Task to complete >> Find how many lines in the data below mention "created". Give the number only.

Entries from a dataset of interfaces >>
= = =
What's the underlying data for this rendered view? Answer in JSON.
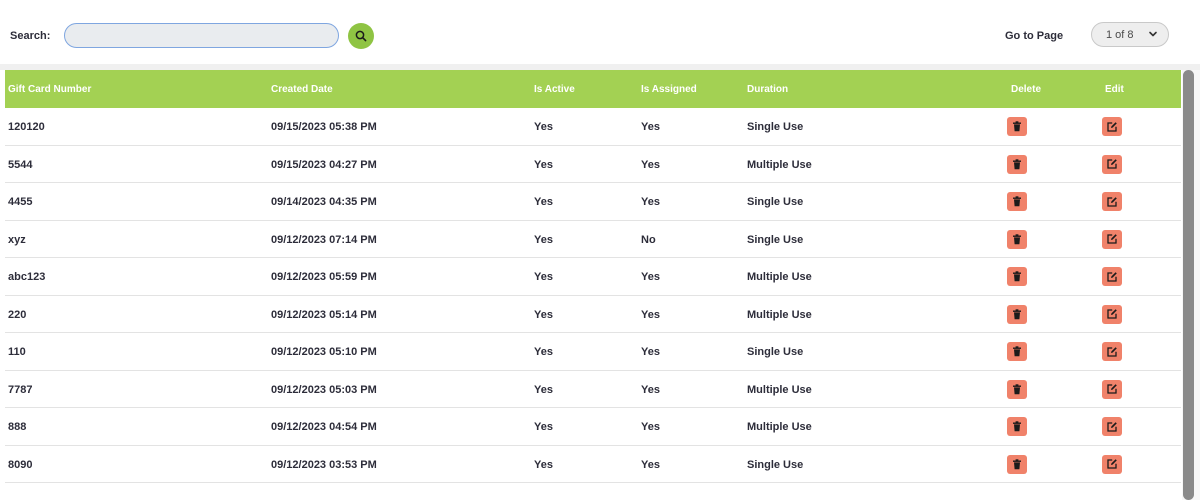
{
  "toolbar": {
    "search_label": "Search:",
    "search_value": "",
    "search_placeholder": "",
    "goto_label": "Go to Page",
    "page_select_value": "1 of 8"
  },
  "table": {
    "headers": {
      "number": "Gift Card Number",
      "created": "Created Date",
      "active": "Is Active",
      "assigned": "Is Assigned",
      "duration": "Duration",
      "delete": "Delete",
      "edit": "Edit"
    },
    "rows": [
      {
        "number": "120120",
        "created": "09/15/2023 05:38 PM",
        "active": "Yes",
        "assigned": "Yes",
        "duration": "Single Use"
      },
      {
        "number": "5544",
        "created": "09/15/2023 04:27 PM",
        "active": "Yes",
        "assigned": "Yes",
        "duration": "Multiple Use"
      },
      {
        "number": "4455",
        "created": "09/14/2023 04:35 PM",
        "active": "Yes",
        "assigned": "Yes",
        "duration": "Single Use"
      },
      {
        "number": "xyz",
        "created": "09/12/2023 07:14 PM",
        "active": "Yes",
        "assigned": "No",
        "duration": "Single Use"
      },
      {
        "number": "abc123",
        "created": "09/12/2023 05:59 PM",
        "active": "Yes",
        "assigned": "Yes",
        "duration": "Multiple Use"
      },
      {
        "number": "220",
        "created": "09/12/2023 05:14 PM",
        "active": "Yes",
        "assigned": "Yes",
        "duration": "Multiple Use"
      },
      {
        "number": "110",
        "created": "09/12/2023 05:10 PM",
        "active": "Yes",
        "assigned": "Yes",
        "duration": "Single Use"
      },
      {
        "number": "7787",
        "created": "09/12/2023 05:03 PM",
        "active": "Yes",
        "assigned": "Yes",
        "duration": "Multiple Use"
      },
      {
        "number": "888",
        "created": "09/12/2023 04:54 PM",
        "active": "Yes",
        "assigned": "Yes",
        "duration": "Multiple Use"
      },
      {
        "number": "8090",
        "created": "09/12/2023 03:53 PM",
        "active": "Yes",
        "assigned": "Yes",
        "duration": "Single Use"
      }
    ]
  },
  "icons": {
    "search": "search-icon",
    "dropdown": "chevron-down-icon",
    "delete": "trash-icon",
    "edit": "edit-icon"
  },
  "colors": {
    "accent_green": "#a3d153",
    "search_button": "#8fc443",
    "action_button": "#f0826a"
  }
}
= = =
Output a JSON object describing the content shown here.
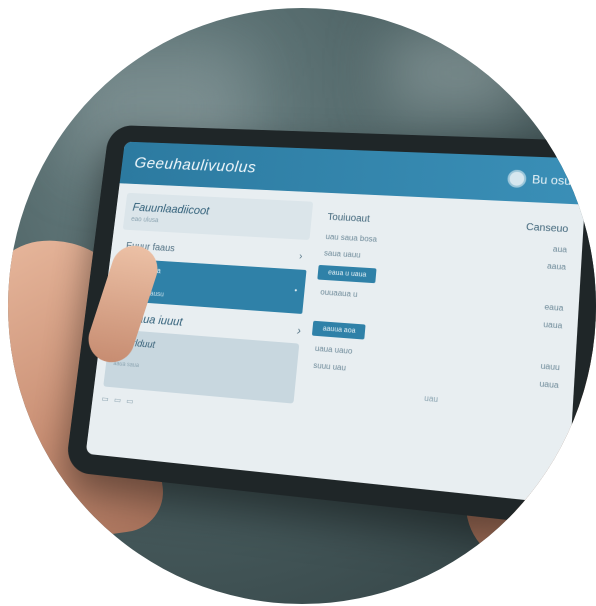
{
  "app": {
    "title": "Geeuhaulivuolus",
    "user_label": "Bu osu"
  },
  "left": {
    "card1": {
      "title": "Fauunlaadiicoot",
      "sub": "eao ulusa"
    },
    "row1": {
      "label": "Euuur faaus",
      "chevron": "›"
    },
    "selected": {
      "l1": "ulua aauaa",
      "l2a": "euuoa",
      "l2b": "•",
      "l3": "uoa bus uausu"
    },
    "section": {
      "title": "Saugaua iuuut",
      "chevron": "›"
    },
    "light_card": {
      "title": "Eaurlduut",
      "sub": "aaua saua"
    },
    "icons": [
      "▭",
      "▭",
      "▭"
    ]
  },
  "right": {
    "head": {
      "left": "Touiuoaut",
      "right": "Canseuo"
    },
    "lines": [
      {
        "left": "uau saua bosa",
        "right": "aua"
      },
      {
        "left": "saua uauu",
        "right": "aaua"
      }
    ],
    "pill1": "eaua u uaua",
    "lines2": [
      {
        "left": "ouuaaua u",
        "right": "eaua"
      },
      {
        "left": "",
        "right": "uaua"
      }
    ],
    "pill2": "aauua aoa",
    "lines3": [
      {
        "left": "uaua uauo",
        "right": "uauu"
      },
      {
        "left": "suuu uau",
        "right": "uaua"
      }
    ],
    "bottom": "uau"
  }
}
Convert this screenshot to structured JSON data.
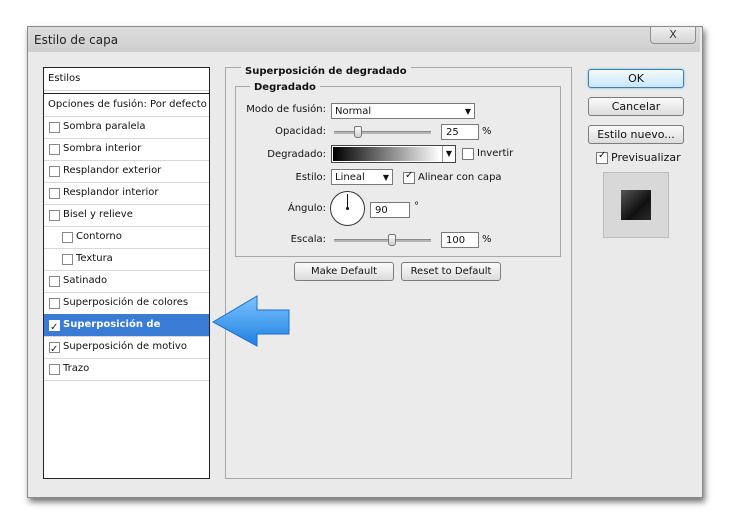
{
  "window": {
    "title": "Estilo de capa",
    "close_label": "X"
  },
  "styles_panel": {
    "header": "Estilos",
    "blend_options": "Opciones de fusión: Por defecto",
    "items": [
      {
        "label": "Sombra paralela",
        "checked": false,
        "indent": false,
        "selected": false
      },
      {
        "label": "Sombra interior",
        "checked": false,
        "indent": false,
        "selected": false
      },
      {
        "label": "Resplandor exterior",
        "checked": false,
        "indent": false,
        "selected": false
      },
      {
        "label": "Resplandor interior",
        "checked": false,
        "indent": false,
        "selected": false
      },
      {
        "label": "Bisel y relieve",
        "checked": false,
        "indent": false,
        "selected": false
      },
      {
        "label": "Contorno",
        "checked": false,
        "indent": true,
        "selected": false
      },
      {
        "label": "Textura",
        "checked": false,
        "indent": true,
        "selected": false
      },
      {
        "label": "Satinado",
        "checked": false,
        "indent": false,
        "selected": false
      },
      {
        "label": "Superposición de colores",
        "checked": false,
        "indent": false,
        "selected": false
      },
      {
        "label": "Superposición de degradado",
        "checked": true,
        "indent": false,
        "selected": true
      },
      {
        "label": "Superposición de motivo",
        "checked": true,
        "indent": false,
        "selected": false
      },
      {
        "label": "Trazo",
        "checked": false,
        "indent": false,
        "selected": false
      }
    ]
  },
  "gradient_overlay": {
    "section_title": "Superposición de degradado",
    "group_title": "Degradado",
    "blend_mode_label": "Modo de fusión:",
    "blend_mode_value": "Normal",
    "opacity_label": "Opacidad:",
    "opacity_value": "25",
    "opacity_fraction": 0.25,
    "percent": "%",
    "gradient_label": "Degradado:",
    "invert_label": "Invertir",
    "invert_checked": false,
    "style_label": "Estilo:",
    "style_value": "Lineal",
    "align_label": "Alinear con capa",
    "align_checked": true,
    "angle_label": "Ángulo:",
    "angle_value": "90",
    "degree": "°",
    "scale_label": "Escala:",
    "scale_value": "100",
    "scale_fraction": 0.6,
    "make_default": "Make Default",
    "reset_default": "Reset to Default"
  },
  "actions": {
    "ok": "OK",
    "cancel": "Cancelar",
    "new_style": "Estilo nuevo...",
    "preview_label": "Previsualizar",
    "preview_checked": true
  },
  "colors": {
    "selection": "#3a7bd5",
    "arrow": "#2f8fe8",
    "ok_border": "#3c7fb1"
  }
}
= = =
Result of this exercise >> 11